Using Do and Does, Definition and Example Sentences

Using Do and Does, Definition and Example Sentences


Using Do and Does, Definition and Example Sentences


  • The verb “Do” has two forms in the presentdo and does.
  • The verb “Do” has one form in the pastdid.
Subject Present Form Do Past Form “Do”
I, You, We, You, They do did
He, She, It does did

Sentence Question
put the keys on the table. Do I put the keys on the table?
She gets up early in mornings. Does she get up early in mornings?
Coffee grows in Brazil. Does coffee grow in Brazil?
You like spend time at home. Do you like spend time at home?
They write letter to me. Do they write letter to me?
We drank milk. Did we drink milk?
He cleaned his room. Did he clean his room?

Simple Present Tense:

In English, we use the simple present tense structure to denote ongoing actions, activities that we generally do, facts known to everyone, actions taken within a certain period of time, unchanging situations, feelings and situations.

In addition, simple present tense is used when describing planned actions, giving instructions and directions, telling pre-programmed events, and especially in storytelling in children’s books.

Establishing a Positive Sentence With Simple Present Tense:

The only thing we need to be careful about when making a positive sentence with simple present tense is the -s suffix according to the verb structure of third person singular. In addition, auxiliary verb is not used when forming a positive sentence. In the simple present tense structure; ‘Does’ is used for He / She / It, and ‘Do’ is used for I / You / We / They.


Subject + Verb (he / she / it -s) + Object

Sample sentences about positive sentence structure:

  • They go to London every winter.
  • I wonder where he lives.
  • We play computer game every weekend.
  • Jack reads a book every Sunday at coffee bar.

Establishing a negative sentence with Simple Present Tense:

When constructing a negative sentence, ‘not’ is added to the do and does auxiliary verbs. It is written as don’t or doesn’t for short.  In negative sentences, since the auxiliary verb takes the suffix -s, the verb should be used simply.

  • I do not like pizza.
  • He does not go to cinema every weekend.
  • We do not come in work on Sunday.

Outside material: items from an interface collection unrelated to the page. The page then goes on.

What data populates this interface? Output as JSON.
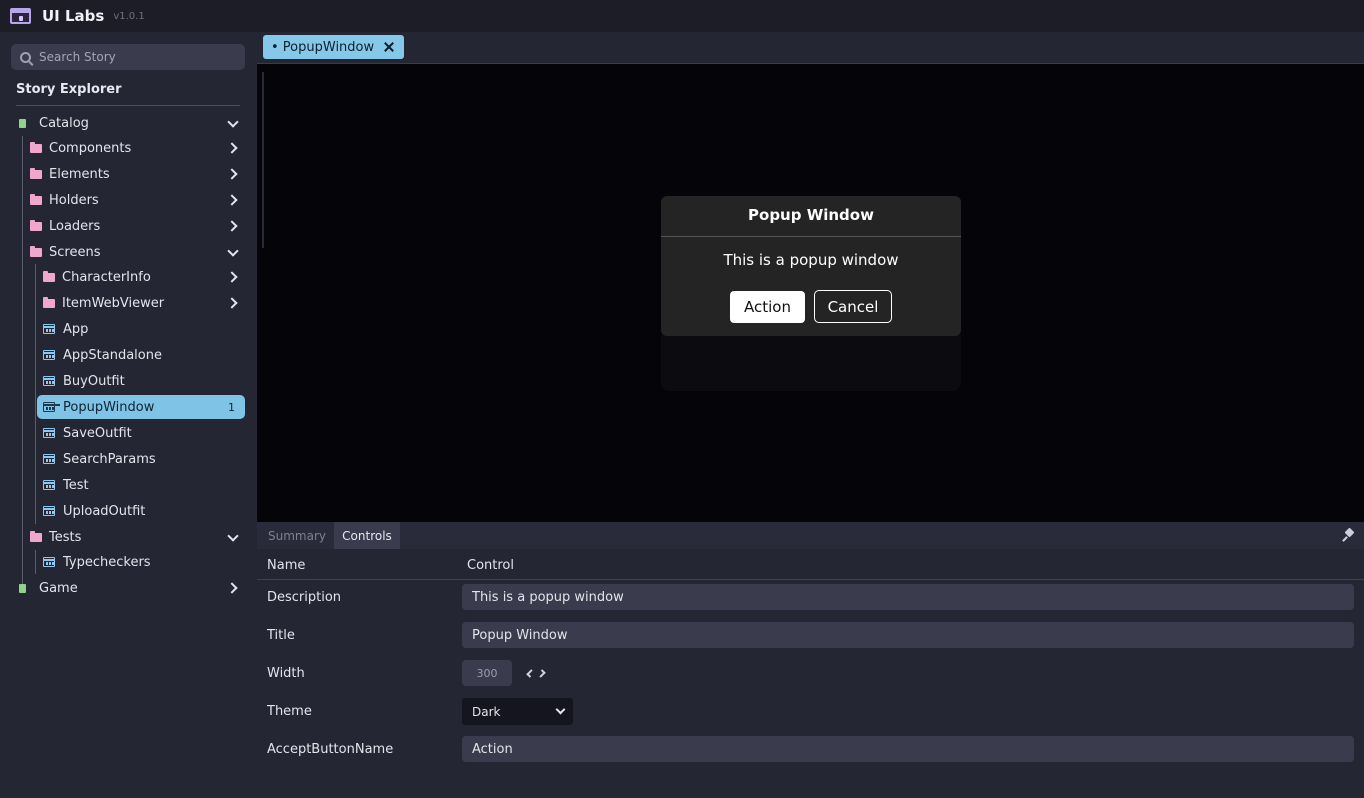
{
  "app": {
    "title": "UI Labs",
    "version": "v1.0.1"
  },
  "sidebar": {
    "search_placeholder": "Search Story",
    "explorer_title": "Story Explorer",
    "tree": {
      "catalog": "Catalog",
      "components": "Components",
      "elements": "Elements",
      "holders": "Holders",
      "loaders": "Loaders",
      "screens": "Screens",
      "character_info": "CharacterInfo",
      "item_web_viewer": "ItemWebViewer",
      "app": "App",
      "app_standalone": "AppStandalone",
      "buy_outfit": "BuyOutfit",
      "popup_window": "PopupWindow",
      "popup_window_badge": "1",
      "save_outfit": "SaveOutfit",
      "search_params": "SearchParams",
      "test": "Test",
      "upload_outfit": "UploadOutfit",
      "tests": "Tests",
      "typecheckers": "Typecheckers",
      "game": "Game"
    }
  },
  "tabbar": {
    "active_tab": "• PopupWindow"
  },
  "popup": {
    "title": "Popup Window",
    "description": "This is a popup window",
    "action_label": "Action",
    "cancel_label": "Cancel"
  },
  "panel": {
    "tabs": {
      "summary": "Summary",
      "controls": "Controls"
    },
    "headers": {
      "name": "Name",
      "control": "Control"
    },
    "controls": {
      "description": {
        "label": "Description",
        "value": "This is a popup window"
      },
      "title": {
        "label": "Title",
        "value": "Popup Window"
      },
      "width": {
        "label": "Width",
        "value": "300"
      },
      "theme": {
        "label": "Theme",
        "value": "Dark"
      },
      "accept_button_name": {
        "label": "AcceptButtonName",
        "value": "Action"
      }
    }
  },
  "colors": {
    "accent": "#86c8ea",
    "folder": "#f0a6cf",
    "root": "#8fd28a",
    "story": "#8fc7f0",
    "logo": "#b9a6e8"
  }
}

In the question sentences of this structure, ‘Do and Does’ is used at the beginning of the sentence. Since the auxiliary verb takes the suffix -s in the question sentences, the verb should be used simply.

For examples: What do you think about it?

  • Do you like me?
  • Why do you need it?